Hence in the same sense that ‘Brexit means Brexit’ is a meaningless statement (without defining Brexit), then so too would ‘Independence means Independence’ be.
‘All of these assumptions are necessarily educated guesswork. Add all the ‘worst case’ scenarios for each of these elements and you end up with an economy that shrinks by an eye-watering £11bn figure.’
Auditors in England are under the cosh while the Scottish public audit model wins plaudits. But no room for complacency argues the Auditor General for Scotland
‘In short, (these) statistics confirm that putting up barriers with our largest international trading partner (EU) is only likely to weaken Scotland’s growth prospects’
‘In short, ‘ending austerity’ is possible with significant but not unrealistic spending increases. What makes a promise to end austerity politically difficult is that it cannot be achieved without tax rises if the government is to keep to its fiscal rules and commitments.’

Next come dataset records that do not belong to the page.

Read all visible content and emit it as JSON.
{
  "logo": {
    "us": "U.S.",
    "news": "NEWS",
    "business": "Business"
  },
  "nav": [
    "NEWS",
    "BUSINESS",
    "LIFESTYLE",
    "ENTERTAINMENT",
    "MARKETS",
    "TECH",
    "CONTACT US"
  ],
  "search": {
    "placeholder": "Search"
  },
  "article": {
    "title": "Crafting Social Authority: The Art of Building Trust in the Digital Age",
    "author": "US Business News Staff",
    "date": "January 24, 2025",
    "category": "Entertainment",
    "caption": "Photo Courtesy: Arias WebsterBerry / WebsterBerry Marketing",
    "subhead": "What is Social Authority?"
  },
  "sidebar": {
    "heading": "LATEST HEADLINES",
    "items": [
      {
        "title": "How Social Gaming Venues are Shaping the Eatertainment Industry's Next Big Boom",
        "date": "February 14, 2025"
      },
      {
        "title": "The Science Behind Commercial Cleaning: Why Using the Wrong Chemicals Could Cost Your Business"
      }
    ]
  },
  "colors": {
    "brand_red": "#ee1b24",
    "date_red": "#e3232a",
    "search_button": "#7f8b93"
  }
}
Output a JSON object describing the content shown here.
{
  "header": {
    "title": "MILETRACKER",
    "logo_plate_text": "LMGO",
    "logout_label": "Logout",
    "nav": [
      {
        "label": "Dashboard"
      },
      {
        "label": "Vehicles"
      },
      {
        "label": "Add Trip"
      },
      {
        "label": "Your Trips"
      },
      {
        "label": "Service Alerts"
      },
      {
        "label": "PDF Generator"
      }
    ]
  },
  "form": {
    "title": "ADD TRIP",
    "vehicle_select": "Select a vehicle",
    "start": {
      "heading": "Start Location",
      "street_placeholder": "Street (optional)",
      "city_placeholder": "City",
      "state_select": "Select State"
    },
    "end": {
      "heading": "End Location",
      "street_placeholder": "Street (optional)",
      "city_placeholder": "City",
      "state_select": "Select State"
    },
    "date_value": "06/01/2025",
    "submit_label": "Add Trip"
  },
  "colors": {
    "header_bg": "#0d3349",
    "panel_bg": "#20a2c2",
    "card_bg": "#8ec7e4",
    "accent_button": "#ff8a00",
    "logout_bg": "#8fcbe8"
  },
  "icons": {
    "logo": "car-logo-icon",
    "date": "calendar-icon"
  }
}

[Goodwin] told Alistair Darling that conditions were very bad and that RBS had been considering whether to stop lending to customers. Darling asked Goodwin what would resolve the situation and Goodwin said ‘long-term funding’. How ‘Fred the Shred’ continued to ignore the warning signals, nevertheless.
To mark the tenth anniversary of the financial crisis, Sceptical Scot’s new series focuses on home-made follies; the extraordinary mistakes made by two once revered and typically prudent Scottish institutions: the Bank of Scotland and the Royal Bank of Scotland.